London’s Heathrow Airport briefly halted flights on January 8 after a reported drone sighting just three weeks after drone sightings caused chaos at Gatwick Airport. Image Credit: AP

Dubai: UK airports have asked Dubai for help in tackling its drone problem after runways at London’s Gatwick and Heathrow were both closed in recent weeks due to the remote controlled menace.

Dubai is said to be a ‘leader’ in drone regulation after it experienced one of the world’s first major airport closures linked to a drone sighting back in 2015.

After that incident, Dubai Airport — the world’s third busiest in terms of passenger numbers — had to undergo a ‘steep learning curve’ to avoid such events, which are estimated to cost up to $1 million (Dh3.6 million) a minute.

It is this experience and Dubai’s reaction to it, with the implementation of strict laws and regulations, that have made the emirate’s airspace a shining example for others to follow, especially after Gatwick was closed from December 19-21 and Heathrow suffered the same fate on January 8, all because of errant drones.

“I’ve been speaking to aviation entities from Gatwick as well as London Heathrow regarding the airspace disruptions they have experienced,” Michael Rudolph, head of airspace safety at Dubai Civil Aviation, told Gulf News.

“It’s just general conversation and suggestions on what they might consider moving forward,” he added.

“We had to come up with a solution pretty quickly that allowed the flying community to have faith in the safety of Dubai airspace, and we put protocols in place where in future we could mitigate such closures.”

Those protocols include putting rules and regulations in place that deter drone operators from flying in certain areas, with stiff punishments for offenders of jail and fines of up to Dh100,000.

All drone operators have to undergo training in order to register their vehicles and themselves to operate in the emirate, thus ensuring accountability if misused. Third party insurance is also mandated and there is a re-registration process in place to monitor whether drones are still safe to fly.

This counts for all drones “whereas other countries might only register certain weight categories, we register all from hobbyists up to commercial operators,” added Rudolph.

“All of this is pretty unique to Dubai and that’s why we can say we are definitely leaders in the industry with regards regulation and policy to ensure both public as well as airspace is kept as safe as humanly possible.

“The UAE stands ready to help any entity experiencing such negative activities in their airspace. If those airports are prepared to request our advice from the steep learning curve we experienced, I’m sure we would be more than happy to share that information with them,” he added.

Did you know?

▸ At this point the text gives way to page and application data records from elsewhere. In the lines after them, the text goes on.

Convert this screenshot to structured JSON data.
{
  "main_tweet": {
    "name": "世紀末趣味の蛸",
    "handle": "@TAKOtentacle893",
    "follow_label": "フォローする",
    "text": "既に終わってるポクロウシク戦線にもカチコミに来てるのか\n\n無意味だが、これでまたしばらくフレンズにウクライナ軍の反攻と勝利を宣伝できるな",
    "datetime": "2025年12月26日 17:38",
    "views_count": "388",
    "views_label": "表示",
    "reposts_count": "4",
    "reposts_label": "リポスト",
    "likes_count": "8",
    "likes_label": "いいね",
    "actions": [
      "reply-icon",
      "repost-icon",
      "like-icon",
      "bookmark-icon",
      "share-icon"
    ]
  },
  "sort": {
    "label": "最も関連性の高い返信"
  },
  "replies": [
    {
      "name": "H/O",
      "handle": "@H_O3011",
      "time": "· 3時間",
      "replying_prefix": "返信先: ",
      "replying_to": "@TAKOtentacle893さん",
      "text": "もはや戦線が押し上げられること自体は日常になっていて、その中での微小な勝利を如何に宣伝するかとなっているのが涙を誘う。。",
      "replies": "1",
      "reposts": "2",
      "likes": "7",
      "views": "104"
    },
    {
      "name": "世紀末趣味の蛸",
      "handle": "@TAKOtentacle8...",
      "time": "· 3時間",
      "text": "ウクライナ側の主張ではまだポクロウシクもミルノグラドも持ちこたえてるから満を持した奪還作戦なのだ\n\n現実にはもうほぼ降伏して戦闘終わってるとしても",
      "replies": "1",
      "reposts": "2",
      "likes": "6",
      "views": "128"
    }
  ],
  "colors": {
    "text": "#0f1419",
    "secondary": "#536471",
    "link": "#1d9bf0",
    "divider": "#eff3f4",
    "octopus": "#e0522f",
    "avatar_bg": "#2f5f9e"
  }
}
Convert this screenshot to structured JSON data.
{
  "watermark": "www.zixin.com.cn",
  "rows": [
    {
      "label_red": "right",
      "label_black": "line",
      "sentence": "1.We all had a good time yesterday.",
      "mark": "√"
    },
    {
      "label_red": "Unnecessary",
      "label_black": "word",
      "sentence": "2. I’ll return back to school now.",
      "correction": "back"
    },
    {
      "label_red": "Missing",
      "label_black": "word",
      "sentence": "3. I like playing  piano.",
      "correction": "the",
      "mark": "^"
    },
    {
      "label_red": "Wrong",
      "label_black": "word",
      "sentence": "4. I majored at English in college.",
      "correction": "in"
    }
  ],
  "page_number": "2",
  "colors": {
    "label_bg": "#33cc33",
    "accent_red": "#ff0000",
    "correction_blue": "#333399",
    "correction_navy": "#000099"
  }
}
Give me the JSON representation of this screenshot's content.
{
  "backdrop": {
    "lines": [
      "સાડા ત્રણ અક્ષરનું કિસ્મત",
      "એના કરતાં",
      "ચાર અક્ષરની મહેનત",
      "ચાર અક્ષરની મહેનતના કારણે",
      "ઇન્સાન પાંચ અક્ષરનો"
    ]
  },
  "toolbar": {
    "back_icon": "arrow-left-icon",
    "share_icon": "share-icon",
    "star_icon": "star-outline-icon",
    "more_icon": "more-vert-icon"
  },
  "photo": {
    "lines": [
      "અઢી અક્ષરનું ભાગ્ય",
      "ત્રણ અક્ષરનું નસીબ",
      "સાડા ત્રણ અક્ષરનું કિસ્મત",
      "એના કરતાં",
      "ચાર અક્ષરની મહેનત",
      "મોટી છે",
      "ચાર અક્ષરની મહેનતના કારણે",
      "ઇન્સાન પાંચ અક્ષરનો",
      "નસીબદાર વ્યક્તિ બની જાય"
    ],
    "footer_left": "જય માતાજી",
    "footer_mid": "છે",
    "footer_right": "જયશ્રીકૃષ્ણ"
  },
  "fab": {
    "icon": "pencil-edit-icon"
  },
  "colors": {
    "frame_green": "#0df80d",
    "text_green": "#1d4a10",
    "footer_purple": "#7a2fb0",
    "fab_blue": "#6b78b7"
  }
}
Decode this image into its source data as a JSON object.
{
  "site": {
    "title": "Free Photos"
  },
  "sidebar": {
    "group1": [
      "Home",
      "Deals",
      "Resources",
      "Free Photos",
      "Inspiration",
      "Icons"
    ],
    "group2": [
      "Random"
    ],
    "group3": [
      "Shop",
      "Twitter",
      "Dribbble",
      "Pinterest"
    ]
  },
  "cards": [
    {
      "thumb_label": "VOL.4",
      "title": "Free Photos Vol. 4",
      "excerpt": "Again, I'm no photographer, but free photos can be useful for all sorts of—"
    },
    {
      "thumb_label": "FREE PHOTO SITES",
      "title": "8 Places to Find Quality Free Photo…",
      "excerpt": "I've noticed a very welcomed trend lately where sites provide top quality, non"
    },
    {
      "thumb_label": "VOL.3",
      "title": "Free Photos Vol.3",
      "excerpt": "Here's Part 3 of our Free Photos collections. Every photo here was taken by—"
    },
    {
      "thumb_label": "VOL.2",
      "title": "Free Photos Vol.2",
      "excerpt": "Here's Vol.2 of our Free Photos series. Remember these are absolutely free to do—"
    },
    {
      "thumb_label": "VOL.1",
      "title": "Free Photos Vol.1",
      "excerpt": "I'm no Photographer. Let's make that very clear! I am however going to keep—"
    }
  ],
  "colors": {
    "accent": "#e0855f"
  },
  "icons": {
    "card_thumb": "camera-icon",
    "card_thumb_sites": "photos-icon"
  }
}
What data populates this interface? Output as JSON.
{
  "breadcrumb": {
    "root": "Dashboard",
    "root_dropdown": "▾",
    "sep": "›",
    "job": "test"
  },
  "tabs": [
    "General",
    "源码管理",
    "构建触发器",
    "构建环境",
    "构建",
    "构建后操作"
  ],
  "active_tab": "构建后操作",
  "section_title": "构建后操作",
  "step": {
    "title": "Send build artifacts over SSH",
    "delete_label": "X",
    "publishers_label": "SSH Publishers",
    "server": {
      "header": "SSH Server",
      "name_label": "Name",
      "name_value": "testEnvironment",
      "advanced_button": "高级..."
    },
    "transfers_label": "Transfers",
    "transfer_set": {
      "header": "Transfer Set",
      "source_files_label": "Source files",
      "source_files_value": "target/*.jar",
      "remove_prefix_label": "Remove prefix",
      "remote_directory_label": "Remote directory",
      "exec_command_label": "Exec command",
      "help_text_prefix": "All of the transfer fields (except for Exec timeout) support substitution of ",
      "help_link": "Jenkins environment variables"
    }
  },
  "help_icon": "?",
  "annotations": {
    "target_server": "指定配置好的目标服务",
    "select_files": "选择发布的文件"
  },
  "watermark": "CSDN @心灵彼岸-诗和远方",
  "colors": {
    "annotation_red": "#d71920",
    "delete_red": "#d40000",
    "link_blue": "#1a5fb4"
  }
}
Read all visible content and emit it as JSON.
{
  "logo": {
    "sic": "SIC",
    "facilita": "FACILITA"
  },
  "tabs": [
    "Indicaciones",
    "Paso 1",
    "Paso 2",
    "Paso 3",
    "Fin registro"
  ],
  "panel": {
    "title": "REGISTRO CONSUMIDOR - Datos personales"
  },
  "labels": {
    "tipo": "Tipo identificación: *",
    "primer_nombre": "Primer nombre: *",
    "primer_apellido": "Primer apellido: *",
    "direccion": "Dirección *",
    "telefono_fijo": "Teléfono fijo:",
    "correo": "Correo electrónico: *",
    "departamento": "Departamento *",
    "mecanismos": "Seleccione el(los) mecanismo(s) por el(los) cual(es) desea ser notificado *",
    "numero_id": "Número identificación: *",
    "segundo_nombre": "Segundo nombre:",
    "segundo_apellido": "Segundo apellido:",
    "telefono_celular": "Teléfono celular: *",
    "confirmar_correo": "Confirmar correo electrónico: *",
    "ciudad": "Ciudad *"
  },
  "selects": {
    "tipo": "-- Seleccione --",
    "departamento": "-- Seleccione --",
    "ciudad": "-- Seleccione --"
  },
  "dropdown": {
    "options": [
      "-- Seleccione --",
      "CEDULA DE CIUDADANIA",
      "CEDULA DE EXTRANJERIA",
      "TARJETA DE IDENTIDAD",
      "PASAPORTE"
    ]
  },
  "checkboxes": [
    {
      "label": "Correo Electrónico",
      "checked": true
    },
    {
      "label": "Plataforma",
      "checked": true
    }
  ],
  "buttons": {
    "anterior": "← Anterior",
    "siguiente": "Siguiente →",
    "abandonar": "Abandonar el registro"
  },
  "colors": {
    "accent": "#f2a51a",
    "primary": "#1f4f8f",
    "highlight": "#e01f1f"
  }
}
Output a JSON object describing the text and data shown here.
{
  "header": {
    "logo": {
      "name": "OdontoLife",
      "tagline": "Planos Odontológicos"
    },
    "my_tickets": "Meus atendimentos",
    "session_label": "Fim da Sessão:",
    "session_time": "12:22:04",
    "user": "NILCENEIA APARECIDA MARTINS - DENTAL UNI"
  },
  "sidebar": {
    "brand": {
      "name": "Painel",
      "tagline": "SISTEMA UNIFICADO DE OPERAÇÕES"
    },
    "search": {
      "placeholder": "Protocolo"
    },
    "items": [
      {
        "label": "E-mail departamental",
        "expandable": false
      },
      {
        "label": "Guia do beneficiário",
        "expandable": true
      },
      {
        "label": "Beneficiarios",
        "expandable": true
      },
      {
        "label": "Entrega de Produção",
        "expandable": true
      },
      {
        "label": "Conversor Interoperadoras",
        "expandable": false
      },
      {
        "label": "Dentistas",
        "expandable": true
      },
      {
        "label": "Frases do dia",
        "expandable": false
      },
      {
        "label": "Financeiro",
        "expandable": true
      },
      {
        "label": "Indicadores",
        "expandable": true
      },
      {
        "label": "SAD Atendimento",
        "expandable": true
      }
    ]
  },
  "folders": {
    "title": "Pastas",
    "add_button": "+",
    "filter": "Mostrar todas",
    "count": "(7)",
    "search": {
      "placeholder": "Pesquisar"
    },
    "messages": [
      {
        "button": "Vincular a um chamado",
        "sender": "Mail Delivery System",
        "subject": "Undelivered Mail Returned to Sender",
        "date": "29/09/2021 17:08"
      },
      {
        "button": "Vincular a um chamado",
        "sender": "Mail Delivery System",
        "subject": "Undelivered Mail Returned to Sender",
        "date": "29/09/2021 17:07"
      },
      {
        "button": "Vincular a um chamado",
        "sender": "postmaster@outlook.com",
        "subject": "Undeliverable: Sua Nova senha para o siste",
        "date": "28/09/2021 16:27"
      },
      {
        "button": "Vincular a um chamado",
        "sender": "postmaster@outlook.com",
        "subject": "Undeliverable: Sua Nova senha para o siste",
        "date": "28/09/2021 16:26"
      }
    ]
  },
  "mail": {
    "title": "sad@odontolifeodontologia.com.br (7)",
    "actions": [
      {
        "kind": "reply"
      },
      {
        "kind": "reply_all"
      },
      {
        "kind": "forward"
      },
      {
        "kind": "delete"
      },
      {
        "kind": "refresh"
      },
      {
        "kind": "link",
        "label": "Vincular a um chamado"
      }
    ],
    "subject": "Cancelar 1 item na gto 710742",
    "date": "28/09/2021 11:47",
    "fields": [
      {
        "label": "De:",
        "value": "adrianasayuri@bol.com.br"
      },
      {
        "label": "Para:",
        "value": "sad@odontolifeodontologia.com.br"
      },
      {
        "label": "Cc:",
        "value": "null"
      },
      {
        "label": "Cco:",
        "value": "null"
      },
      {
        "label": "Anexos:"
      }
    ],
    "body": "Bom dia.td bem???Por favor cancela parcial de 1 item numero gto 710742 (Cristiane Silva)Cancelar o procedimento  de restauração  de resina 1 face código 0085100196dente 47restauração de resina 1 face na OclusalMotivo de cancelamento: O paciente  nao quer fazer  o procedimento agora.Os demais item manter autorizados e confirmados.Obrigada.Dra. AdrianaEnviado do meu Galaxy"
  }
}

Impact tests by the University of Dayton Research Institute found that even small drones have the ability to tear a hole in a large aircraft’s wing. Researchers launched a 952g drone at the wing of a large 1,533-kg plane at 383-kmph and found that it bore a large hole that compromised the structural framework of the wing.